Free Condoms to be Placed in dorms within the week

This is a student driven inititiative in addition to the 8000 condoms a year distributed by the Health Center through the RAs.

#5 Comment By JeffZ On September 28, 2009 @ 12:00 pm

I am perplexed, why would Swarthmore students have any need for condoms??

[Just kidding — couldn’t resist]

#6 Comment By frank uible On September 28, 2009 @ 12:26 pm

This whole subject has to be a joke.

#7 Comment By ebaek On September 28, 2009 @ 3:32 pm

I think because Williams have so many single residential rooms that a policy like this probably wouldn’t go in to effect here, ever.

But I mean, we go to Williams. I would think the students would be smart enough to handle it amongst themselves and won’t need the college to set certain rules for privacy.

#8 Comment By jeffz On September 29, 2009 @ 11:14 pm

#9 Comment By Ronit On September 30, 2009 @ 12:09 am

I enjoyed that Sommers article:

But what Joe Wilson and… shall we say, overzealous Tufts students teach us is that as powerful as norms are, some rules aren’t strong enough when they remain unwritten. I agree with the critics–I never would have imagined that a formal rule like this was necessary. But apparently it is. And apparently I’m lucky that the worst thing my freshman roommate did was hit the snooze button on his alarm clock four times each morning before his early math class.

Why is the rule now on the books? Though I don’t profess to have played any role in its creation, I imagine that it has little to do with actual enforcement and everything to do with making clear what should have been self-evident to obliviously inconsiderate roommates. Hopefully, having the rule in effect will serve as a reminder that this type of behavior is unacceptable. And the next person to run afoul of it will have lost the ability to argue that he was trying to be discreet or that she didn’t know she was doing anything wrong.

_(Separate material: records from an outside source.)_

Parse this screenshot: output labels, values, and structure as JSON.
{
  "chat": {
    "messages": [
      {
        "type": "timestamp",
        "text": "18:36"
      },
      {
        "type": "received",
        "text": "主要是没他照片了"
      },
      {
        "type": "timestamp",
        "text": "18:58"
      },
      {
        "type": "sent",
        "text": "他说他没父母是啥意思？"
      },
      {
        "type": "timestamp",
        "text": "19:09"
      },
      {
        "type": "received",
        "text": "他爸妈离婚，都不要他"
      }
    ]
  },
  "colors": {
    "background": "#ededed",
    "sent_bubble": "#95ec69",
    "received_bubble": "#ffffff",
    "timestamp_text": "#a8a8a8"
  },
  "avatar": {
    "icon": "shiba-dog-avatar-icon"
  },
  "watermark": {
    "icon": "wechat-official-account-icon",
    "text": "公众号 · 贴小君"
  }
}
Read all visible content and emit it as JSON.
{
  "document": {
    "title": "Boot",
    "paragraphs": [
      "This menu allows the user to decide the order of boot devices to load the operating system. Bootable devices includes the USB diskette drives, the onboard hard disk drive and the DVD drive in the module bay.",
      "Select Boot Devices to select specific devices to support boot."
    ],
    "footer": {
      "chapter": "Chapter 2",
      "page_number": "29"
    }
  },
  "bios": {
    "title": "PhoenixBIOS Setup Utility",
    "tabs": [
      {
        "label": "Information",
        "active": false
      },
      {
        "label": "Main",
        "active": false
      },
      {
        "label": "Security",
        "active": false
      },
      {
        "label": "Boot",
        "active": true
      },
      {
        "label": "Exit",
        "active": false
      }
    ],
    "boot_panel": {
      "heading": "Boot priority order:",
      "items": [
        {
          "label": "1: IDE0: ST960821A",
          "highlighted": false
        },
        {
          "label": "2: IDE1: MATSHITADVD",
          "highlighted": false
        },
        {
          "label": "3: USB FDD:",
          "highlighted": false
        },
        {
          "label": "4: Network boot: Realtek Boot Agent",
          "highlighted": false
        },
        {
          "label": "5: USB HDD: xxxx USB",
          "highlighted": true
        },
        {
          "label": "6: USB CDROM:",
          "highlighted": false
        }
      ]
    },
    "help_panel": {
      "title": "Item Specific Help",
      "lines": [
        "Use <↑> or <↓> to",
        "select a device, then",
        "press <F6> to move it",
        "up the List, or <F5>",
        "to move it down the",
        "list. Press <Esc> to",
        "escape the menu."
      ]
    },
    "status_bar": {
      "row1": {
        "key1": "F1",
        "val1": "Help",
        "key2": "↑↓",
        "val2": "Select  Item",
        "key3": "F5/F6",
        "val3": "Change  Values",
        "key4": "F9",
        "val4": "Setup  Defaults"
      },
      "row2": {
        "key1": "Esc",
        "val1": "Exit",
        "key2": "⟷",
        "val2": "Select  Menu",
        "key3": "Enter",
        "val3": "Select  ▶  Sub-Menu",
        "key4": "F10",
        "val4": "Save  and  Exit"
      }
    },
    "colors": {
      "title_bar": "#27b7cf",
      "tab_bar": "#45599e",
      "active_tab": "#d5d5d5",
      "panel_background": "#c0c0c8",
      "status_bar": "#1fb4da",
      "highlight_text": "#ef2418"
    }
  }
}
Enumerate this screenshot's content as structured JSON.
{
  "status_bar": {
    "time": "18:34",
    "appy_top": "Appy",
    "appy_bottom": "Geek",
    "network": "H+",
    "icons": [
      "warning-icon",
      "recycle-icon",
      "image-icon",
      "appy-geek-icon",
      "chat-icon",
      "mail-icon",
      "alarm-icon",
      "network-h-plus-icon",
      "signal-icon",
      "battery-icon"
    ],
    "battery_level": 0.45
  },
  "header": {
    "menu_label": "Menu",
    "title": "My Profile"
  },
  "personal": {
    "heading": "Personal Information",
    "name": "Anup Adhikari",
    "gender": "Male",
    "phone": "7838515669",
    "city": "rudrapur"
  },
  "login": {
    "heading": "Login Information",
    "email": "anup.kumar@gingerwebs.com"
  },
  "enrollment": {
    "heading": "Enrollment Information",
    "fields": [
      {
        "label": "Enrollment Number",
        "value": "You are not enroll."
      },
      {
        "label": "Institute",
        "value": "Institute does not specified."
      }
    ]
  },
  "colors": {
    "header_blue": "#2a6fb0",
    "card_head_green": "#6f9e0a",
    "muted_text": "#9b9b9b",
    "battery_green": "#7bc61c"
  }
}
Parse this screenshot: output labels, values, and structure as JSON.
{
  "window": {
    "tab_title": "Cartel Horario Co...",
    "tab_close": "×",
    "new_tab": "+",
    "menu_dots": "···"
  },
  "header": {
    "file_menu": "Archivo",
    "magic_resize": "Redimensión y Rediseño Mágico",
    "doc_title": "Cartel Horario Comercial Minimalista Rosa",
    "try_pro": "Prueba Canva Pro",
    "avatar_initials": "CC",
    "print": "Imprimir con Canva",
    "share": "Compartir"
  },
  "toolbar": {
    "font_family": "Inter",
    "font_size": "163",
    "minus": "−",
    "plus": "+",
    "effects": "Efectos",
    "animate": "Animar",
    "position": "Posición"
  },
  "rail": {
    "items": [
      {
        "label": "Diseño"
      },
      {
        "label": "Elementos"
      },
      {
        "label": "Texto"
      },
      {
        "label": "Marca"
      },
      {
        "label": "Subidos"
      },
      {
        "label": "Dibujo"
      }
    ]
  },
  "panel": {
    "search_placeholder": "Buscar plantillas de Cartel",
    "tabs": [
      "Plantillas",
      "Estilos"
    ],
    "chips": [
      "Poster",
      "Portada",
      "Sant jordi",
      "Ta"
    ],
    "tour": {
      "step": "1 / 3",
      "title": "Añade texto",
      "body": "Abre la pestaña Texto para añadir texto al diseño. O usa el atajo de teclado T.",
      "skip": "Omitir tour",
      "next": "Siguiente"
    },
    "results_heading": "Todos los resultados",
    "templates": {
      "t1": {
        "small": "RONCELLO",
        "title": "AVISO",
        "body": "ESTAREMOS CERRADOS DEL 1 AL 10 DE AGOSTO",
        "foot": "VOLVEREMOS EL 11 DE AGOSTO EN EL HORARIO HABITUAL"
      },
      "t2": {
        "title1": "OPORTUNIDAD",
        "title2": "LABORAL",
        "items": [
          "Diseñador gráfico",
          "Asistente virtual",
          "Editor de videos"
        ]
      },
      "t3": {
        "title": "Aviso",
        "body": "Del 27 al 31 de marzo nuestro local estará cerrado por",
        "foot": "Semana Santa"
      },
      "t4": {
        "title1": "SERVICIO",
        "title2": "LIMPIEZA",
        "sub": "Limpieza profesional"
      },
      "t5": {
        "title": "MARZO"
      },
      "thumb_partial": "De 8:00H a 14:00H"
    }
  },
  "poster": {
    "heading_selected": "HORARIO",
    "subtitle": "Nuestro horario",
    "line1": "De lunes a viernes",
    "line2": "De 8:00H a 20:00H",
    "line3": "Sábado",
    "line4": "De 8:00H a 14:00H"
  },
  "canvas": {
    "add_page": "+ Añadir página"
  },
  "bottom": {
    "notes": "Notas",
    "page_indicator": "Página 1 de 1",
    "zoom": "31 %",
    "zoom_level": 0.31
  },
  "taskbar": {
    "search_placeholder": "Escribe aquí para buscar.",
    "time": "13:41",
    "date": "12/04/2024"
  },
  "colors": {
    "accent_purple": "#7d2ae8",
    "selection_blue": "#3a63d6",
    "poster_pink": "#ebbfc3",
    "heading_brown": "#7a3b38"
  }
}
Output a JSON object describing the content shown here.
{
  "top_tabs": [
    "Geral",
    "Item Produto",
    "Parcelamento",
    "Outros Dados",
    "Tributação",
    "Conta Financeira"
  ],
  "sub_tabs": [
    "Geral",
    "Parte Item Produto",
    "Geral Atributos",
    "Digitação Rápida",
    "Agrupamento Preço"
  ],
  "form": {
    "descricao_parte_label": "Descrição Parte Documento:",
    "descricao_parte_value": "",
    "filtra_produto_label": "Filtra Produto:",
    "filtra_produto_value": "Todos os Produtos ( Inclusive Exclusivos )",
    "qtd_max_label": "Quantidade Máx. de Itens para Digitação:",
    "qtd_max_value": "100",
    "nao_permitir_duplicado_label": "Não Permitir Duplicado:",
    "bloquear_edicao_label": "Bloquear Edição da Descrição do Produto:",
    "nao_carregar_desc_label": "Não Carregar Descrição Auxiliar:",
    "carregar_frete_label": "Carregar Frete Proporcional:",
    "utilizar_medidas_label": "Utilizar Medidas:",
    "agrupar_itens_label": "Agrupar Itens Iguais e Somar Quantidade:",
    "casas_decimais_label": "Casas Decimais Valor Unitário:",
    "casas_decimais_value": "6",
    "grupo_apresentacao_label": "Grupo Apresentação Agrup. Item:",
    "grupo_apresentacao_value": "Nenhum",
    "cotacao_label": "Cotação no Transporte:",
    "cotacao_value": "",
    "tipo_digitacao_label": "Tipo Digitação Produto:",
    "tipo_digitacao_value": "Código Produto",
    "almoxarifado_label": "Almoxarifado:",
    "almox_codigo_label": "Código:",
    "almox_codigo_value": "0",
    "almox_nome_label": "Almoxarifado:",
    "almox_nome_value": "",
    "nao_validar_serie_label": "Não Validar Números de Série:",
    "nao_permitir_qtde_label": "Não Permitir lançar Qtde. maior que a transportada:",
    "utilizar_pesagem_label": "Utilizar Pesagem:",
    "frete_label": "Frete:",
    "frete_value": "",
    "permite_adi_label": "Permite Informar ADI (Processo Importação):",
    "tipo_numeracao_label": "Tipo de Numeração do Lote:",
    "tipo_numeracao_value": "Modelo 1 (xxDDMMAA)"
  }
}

In other words, Tufts has now effectively rendered moot the notorious Costanza Defense (because, let’s face it, no discussion of norms is complete without at least a brief tip of the cap to Jerry Seinfeld and Larry David, who have built entertainment dynasties by exploring on their shows the power of norms and the consequences of violating them).